My wife left her family home and came to my house and started living with me. Her mother was really annoyed and did not want her to leave the house. I tried to get to know them at the beginning but they did not pay any attention to my efforts and they did not approach me or even talk to me. I tried again and again and even brought them gifts. On one of my visits, they like the gifts. I tried to show them that I would like to be part of the family, that there was no need for problems. The only obstacle was my religion as I am a Muslim.

Once, I invited them to a restaurant and we sat together with both of my wife’s parents present. We talked about many subjects, including religion. When we got to this subject, my wife’s mother pointed out that she had rejected me at first because I am Muslim and explained that they do not like Turks and that all Muslims are Turks. I tried to change her mind about Muslims, telling her that whether we are Muslims, Christians or Jews we are all human and that as a human I should be dealt with humanly and not based on my religion. I said that my religion was for me and that it was impossible for me to impose something from my religion or for them to impose something from theirs. I said that God lies within the heart. My wife felt sorry for my mother-in-law as the subject was very difficult for her and she couldn’t get over it. The subject remained in her mind until we sat together again and started talking about the same subject. My mother-in-law said, “I gave you my daughter, I gave you a piece of mine, and you are a Muslim”. It was frightening for her, she was afraid of me, and I tried to show her that we are all human, and that our relationship didn’t have to be like this.

The conversation went like this. She said, “You know what the Turks have done?”

I said, “Yes, I know”.

She said, “I don’t want to hurt your feelings…”

I said, “No, I want you to talk about everything on your mind. I want to be one family after this discussion, and to finally reach peace”.

She agreed to talk and we talked a lot then cried. She said to me that she did not want me because of my religion and I tried to explain  my view to her quietly.

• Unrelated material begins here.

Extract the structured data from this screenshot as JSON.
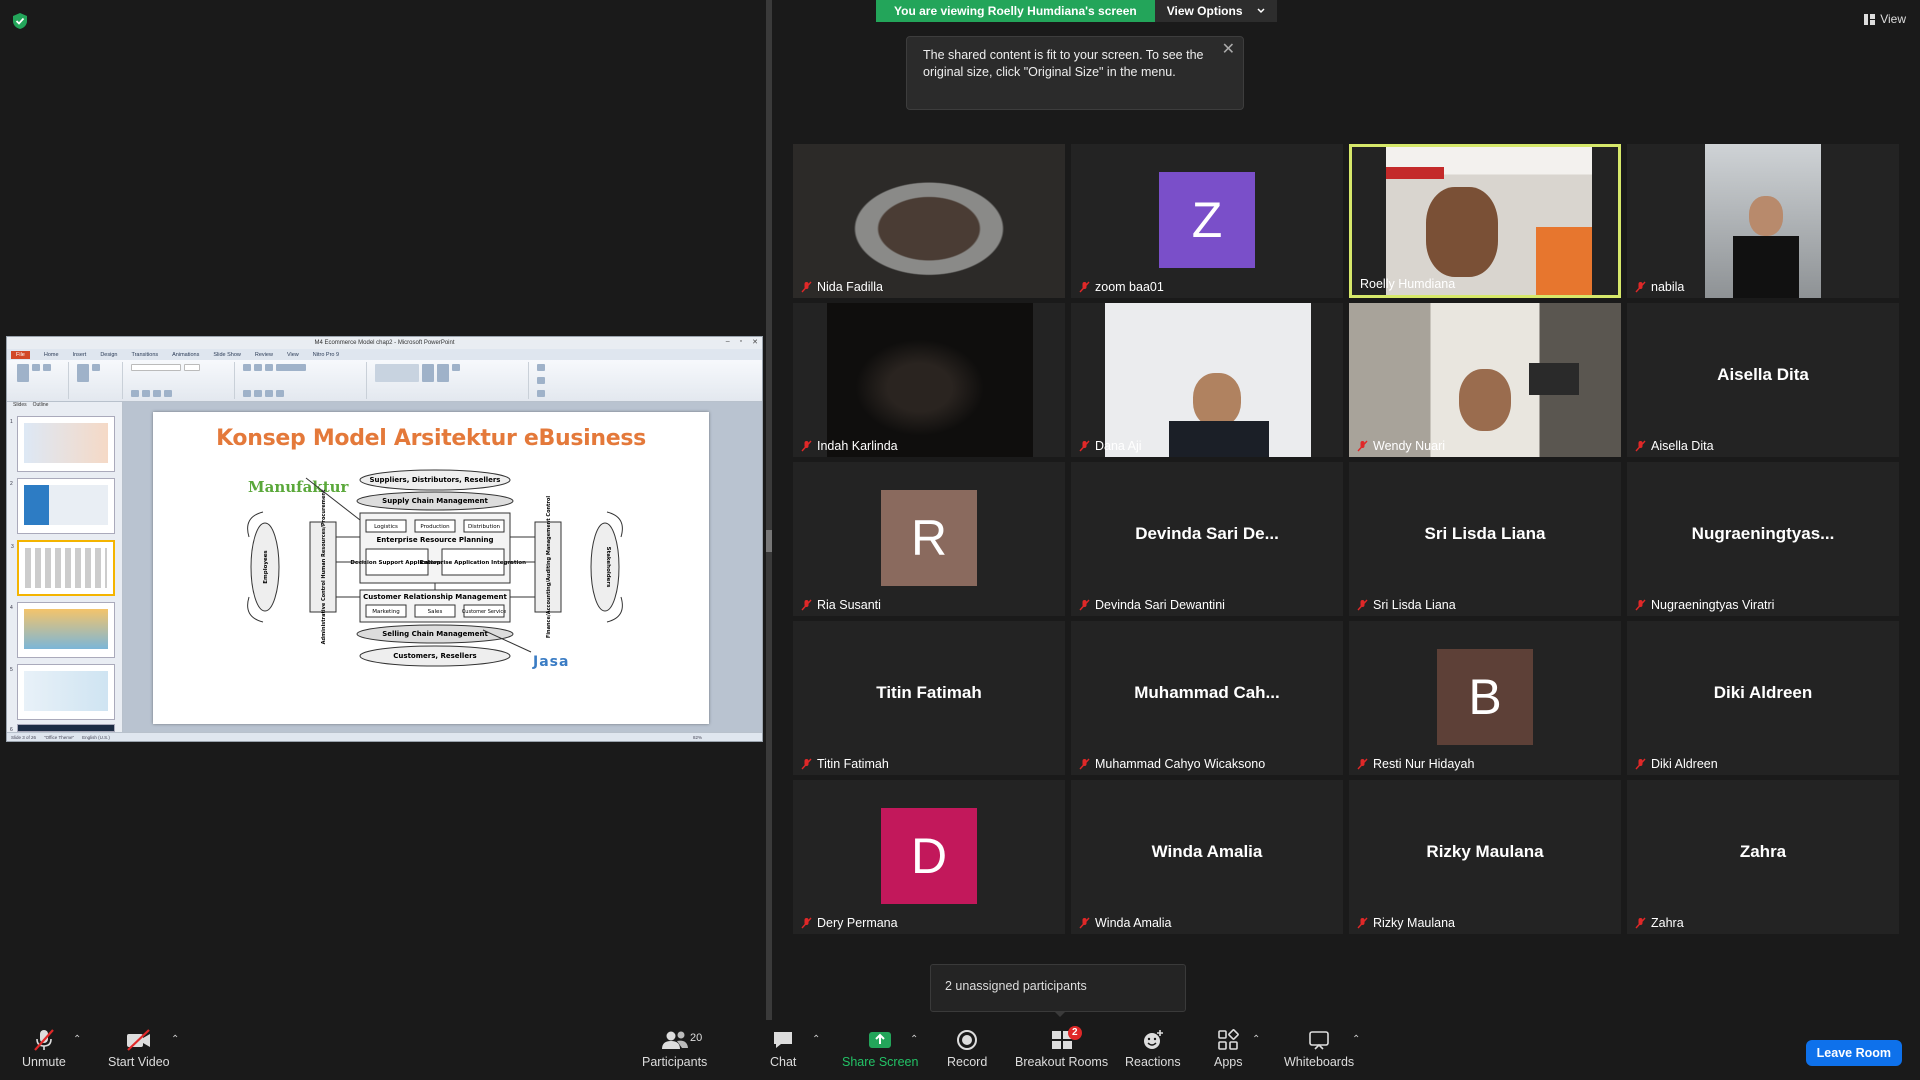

After I let her talk for about half an hour then asked her permission to speak. I said, “The difference between us is how we treat each other. If I treat you well, I am a good person. If I treat you badly, I am a bad person. My wife and I intend to build a family. Is it not reasonable for me to build a family? I could say to my wife that we will not have anything to do with your family and she would agree and do what I tell her to because she is my wife. But I do not want that. I want to be one family. I want to feel that I have a family here. It is very difficult to feel alone and it is also difficult to feel that I don't have a family or a place to belong to and nobody to count on. If my wife does something wrong in the future, I want to be able to tell her parents what is going on between us so they can help us. It is expected that problems will occur, especially as my wife is eight years younger than me. She should have someone who helps, guides and understands her. All I want is to be one family, believe me”. After I had finished talking and explaining my view to her, my wife's mother said, “You are a very special person, and thank God my daughter has a husband like you”. I thanked her a lot and told her that I hoped that this country and this region would be our country and our religion. I said that I did not want to feel like a stranger among them but be one of them. My wife's mother really liked that and said we could always visit them at their house. Our relationship has since become very strong and to this day we visit each other. I felt I had a family here, a family and friends. All my life changed when I felt I had a family and was part of this community and felt their love.

For me, belonging is the most important thing because I could not work or even give back to this society until I became part of it and  loved the country. I want to contribute to this society and I intend to serve it. I am happy with my family and I want to live with them with happiness and appreciation.

God willing, your days are all loving.